┌─ Excerpted data
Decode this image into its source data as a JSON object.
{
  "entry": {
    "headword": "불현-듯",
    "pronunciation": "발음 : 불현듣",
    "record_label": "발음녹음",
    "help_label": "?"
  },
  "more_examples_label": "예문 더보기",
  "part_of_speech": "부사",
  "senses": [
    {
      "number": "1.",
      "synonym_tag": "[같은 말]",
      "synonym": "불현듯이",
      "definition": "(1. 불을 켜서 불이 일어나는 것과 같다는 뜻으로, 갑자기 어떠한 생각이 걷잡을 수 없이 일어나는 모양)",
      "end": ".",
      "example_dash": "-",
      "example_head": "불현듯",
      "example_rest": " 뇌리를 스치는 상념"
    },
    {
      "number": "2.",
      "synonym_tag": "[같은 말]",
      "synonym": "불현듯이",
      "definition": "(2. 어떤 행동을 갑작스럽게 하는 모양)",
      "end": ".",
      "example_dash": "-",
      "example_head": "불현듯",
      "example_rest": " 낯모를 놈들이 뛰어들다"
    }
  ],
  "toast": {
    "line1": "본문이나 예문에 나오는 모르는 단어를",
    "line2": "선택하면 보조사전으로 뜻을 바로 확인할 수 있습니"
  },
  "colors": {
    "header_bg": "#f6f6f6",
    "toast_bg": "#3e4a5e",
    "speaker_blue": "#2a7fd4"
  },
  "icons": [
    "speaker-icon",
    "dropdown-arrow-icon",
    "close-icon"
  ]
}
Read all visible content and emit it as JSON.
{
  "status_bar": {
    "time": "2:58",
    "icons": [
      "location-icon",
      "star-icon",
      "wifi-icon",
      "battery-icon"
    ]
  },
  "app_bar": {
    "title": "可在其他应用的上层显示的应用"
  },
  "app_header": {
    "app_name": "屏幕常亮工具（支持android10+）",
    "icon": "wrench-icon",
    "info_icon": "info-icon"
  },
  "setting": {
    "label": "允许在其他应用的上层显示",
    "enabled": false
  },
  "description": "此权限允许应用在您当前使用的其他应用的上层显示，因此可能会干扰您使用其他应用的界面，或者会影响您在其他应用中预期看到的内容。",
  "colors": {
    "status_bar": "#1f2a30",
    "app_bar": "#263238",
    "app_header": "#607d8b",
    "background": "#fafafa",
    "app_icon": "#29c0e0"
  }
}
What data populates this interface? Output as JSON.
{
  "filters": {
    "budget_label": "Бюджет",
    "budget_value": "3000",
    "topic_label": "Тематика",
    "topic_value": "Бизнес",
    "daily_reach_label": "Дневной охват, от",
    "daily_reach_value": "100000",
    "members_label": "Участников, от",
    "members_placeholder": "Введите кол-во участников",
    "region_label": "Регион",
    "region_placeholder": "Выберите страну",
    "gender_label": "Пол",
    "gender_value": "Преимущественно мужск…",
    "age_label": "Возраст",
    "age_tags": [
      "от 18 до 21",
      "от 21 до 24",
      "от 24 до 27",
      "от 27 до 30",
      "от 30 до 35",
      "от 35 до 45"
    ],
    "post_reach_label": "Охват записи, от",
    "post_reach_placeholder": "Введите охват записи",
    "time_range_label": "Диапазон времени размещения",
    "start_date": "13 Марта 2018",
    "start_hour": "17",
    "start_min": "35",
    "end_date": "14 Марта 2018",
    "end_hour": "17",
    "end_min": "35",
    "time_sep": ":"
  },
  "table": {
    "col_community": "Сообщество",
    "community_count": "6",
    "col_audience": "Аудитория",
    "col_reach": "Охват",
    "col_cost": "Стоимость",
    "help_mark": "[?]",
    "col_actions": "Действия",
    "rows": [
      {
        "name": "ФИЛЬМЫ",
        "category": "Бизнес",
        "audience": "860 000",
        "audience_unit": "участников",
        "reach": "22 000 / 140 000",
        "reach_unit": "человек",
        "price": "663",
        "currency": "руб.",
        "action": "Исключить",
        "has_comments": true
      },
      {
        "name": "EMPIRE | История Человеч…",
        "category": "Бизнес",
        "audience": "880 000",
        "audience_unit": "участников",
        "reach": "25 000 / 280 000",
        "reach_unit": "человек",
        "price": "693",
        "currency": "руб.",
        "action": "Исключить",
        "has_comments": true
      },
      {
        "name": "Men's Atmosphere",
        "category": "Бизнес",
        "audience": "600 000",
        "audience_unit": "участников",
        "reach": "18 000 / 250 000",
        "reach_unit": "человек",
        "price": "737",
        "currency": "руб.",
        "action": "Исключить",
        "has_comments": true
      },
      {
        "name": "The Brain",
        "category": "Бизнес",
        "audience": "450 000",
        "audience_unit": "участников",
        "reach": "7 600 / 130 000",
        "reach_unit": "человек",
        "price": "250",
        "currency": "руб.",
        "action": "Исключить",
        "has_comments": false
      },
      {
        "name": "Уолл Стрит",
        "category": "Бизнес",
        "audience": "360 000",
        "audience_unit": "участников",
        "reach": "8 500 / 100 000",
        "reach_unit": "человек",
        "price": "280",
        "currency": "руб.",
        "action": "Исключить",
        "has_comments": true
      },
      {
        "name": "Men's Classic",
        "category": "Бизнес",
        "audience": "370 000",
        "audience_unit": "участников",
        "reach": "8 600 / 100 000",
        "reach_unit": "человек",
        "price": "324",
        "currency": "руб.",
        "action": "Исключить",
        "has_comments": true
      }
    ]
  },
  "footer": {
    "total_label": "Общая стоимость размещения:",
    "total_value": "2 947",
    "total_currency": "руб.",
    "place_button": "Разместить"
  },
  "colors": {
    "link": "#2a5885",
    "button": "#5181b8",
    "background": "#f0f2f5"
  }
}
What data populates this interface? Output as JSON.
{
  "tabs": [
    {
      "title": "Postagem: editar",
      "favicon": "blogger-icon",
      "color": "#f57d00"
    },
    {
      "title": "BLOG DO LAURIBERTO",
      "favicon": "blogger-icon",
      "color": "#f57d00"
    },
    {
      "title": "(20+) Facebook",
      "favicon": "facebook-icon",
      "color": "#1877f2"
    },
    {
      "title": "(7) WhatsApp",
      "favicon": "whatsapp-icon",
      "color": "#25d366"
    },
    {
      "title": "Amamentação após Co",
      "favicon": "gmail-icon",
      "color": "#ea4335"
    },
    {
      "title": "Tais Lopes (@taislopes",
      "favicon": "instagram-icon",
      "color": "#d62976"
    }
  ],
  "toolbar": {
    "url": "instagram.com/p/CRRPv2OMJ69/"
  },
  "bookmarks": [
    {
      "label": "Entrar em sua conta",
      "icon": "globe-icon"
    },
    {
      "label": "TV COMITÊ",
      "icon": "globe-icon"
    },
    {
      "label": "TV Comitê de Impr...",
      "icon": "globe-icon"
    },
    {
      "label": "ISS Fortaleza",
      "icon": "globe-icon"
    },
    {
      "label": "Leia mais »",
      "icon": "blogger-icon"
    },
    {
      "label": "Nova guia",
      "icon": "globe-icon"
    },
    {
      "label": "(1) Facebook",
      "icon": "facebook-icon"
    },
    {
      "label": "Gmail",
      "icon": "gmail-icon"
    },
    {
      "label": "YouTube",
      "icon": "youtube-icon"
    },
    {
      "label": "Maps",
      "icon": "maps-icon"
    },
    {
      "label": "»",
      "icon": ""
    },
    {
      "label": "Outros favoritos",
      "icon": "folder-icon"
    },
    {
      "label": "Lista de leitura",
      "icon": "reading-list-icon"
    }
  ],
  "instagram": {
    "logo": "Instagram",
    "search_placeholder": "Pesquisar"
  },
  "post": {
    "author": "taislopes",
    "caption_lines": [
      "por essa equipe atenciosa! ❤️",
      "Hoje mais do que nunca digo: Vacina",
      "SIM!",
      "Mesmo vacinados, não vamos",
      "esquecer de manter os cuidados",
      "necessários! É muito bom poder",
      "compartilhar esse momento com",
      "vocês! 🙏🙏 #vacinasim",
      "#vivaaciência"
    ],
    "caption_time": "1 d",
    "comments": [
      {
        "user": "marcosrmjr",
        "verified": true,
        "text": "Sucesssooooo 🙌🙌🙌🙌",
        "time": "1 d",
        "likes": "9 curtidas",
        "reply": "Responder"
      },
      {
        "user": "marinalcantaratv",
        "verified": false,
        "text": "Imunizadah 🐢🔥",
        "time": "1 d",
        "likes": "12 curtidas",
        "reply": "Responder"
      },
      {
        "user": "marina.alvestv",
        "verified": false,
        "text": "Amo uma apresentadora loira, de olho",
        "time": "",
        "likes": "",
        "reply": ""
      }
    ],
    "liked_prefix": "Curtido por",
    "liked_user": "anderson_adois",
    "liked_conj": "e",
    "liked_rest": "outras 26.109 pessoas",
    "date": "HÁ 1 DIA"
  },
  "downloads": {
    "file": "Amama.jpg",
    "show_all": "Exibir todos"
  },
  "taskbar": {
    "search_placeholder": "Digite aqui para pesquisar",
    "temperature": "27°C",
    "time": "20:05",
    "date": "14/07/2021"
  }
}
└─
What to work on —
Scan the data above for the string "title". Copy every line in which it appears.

The completed task —
    "title": "可在其他应用的上层显示的应用"
      "title": "Postagem: editar",
      "title": "BLOG DO LAURIBERTO",
      "title": "(20+) Facebook",
      "title": "(7) WhatsApp",
      "title": "Amamentação após Co",
      "title": "Tais Lopes (@taislopes",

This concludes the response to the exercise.